I've been sending out information about my appearances on Everyday with Marcus and Lisa, but thought I would include a couple of pictures so you can see the beautiful set.  From the producers to the directors to the friendly and helpful talent coordinator to the excellent camera crew and production assistants, the staff is wonderful! And show hosts Marcus and Lisa are down to earth, genuinely likable people who would make great next door neighbors. I enjoy listening to their interesting and entertaining monologue as I prepare the food for my segment. I am planning on posting my episodes to the website, so you can them here as well. Check out the pictures: I'm in the kitchen preparing Pine Nut and Pecorino Chicken, and with my fellow guest, author Kathy Pride. You can learn all about Kathy at You can check out Everyday with Marcus and Lisa at

Thursday, September 11, 2008

Kitchen Tools

After reading my blog on the julienne grater, a friend sent me her favorites! Tina is a talented food stylist in Kansas City, you may have seen her work in the Hallmark magazine recently. Here is her first pick - I think you will you enjoy reading what helps her in the kitchen!

1. Russell Hobbs Hand Blender

Pros: This tool has changed my life in the kitchen. It’s versatile, easy to use and cleans up in moments. If I did not have such nostalgia for many of my older kitchen tools, this would replace the majority of them. Since receiving it as a wedding gift in 2005, it is the only thing I puree sauces and soups with. I use it to whip up cream for 2 person desserts or mix up an afternoon orange Julius. My mini Cuisinart is collecting dust in the back of appliance row because the Chopper Container makes pesto and salsa lickity split.

The appliance itself has a good weight and feels solid in your hand. All the mixing mechanisms are metal and are simple construction. The Russell Hobbs blender does not require hours of instruction reading to figure out because all the attachments go on basically the same way – put the attachment in the Electronic Control hole and twist until you hear and feel a reassuring click. The top is equipped with a timer, which lets you keep a watchful eye on the journey from soft to stiff peaks.

You plug it in and puree in the pot. It purees smoothly and evenly with little splashing so you and your walls are safe. Common sense safety says to wait until things have cooled slightly to puree, but if you’ve got a deep stockpot with 3 inches of separation between the food and top of the pot, why bother.

It’s fun to use. I think it’s similar to getting to use a robotic arm in a lab.

It’s the easiest clean up…ever.

Cons: It does not grind cement or anything that is not soft. This is my second Russell Hobbs hand blender. I blew out the first ones motor while trying to hurry some carrots that were on their way to becoming curried. Russell Hobbs said no with smoke and a sad sound. William Sonoma immediately replaced it and I have respected its motor size and functions since. If Bambi could not gently nibble the veggies in your pot – keep cooking or dust off the Cuisinart.
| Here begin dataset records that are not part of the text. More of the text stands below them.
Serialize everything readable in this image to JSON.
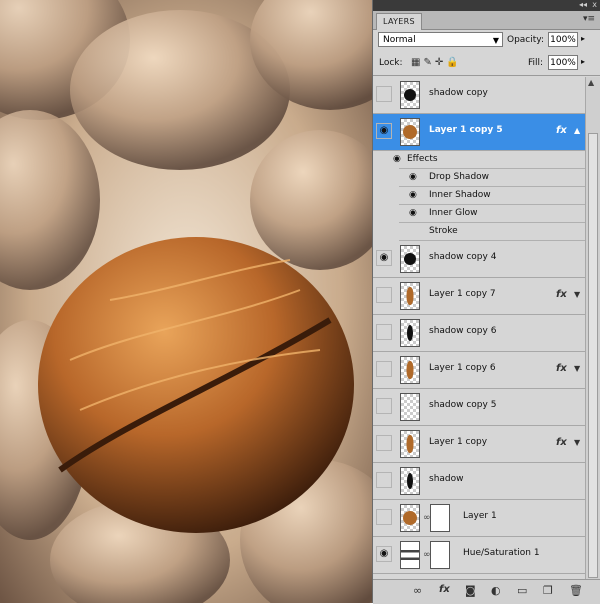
{
  "panel": {
    "tab_label": "LAYERS",
    "menu_icon": "panel-menu-icon",
    "collapse_icon": "double-chevron-icon",
    "blend_mode": "Normal",
    "opacity_label": "Opacity:",
    "opacity_value": "100%",
    "lock_label": "Lock:",
    "fill_label": "Fill:",
    "fill_value": "100%"
  },
  "layers": [
    {
      "name": "shadow copy",
      "visible": false,
      "thumb": "dot",
      "selected": false,
      "fx": false
    },
    {
      "name": "Layer 1 copy 5",
      "visible": true,
      "thumb": "nut",
      "selected": true,
      "fx": true
    },
    {
      "name": "shadow copy 4",
      "visible": true,
      "thumb": "dot",
      "selected": false,
      "fx": false
    },
    {
      "name": "Layer 1 copy 7",
      "visible": false,
      "thumb": "nut-slim",
      "selected": false,
      "fx": true
    },
    {
      "name": "shadow copy 6",
      "visible": false,
      "thumb": "dot-slim",
      "selected": false,
      "fx": false
    },
    {
      "name": "Layer 1 copy 6",
      "visible": false,
      "thumb": "nut-slim",
      "selected": false,
      "fx": true
    },
    {
      "name": "shadow copy 5",
      "visible": false,
      "thumb": "empty",
      "selected": false,
      "fx": false
    },
    {
      "name": "Layer 1 copy",
      "visible": false,
      "thumb": "nut-slim",
      "selected": false,
      "fx": true
    },
    {
      "name": "shadow",
      "visible": false,
      "thumb": "dot-slim",
      "selected": false,
      "fx": false
    },
    {
      "name": "Layer 1",
      "visible": false,
      "thumb": "nut",
      "selected": false,
      "fx": false,
      "mask": true
    },
    {
      "name": "Hue/Saturation 1",
      "visible": true,
      "thumb": "adjust",
      "selected": false,
      "fx": false,
      "mask": true
    }
  ],
  "effects": {
    "label": "Effects",
    "items": [
      {
        "name": "Drop Shadow",
        "visible": true
      },
      {
        "name": "Inner Shadow",
        "visible": true
      },
      {
        "name": "Inner Glow",
        "visible": true
      },
      {
        "name": "Stroke",
        "visible": false
      }
    ]
  },
  "footer_icons": [
    "link-icon",
    "fx-icon",
    "mask-icon",
    "adjustment-icon",
    "group-folder-icon",
    "new-layer-icon",
    "trash-icon"
  ],
  "colors": {
    "selection": "#3a8ee6",
    "panel": "#d6d6d6",
    "nut": "#b06a2a"
  }
}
It’s not good for large portions of food – if you are making refried beans for a crowd, get out the big commercial wand. This guy will fizzle. It does have an automatic shut down after 90 seconds to prevent overheating, but I’ve never pureed or chopped consistently for that long so it has not been an issue for me. I would not use the Russell Hobbs in a commercial kitchen.
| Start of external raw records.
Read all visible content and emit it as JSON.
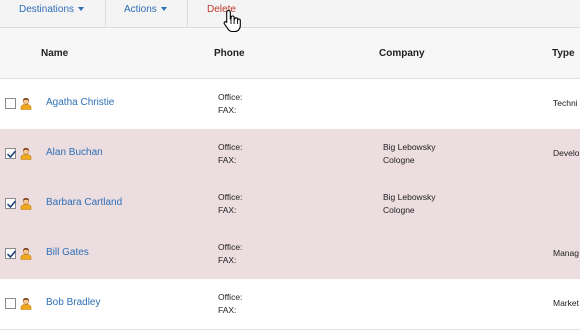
{
  "toolbar": {
    "destinations_label": "Destinations",
    "actions_label": "Actions",
    "delete_label": "Delete"
  },
  "table": {
    "columns": {
      "name": "Name",
      "phone": "Phone",
      "company": "Company",
      "type": "Type"
    },
    "rows": [
      {
        "name": "Agatha Christie",
        "checked": false,
        "office_label": "Office:",
        "fax_label": "FAX:",
        "company_line1": "",
        "company_line2": "",
        "type": "Techni"
      },
      {
        "name": "Alan Buchan",
        "checked": true,
        "office_label": "Office:",
        "fax_label": "FAX:",
        "company_line1": "Big Lebowsky",
        "company_line2": "Cologne",
        "type": "Develo"
      },
      {
        "name": "Barbara Cartland",
        "checked": true,
        "office_label": "Office:",
        "fax_label": "FAX:",
        "company_line1": "Big Lebowsky",
        "company_line2": "Cologne",
        "type": ""
      },
      {
        "name": "Bill Gates",
        "checked": true,
        "office_label": "Office:",
        "fax_label": "FAX:",
        "company_line1": "",
        "company_line2": "",
        "type": "Manag"
      },
      {
        "name": "Bob Bradley",
        "checked": false,
        "office_label": "Office:",
        "fax_label": "FAX:",
        "company_line1": "",
        "company_line2": "",
        "type": "Market"
      }
    ]
  },
  "colors": {
    "link": "#2d6fb4",
    "delete": "#c0392b",
    "selected_row": "#ecdde0",
    "toolbar_bg": "#f4f4f4",
    "header_bg": "#f7f7f7"
  },
  "icons": {
    "contact": "person-icon",
    "checkbox_checked": "checkmark-icon",
    "cursor": "hand-pointer-icon",
    "dropdown": "caret-down-icon"
  }
}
This brand has become difficult to find and it’s expensive – around $100.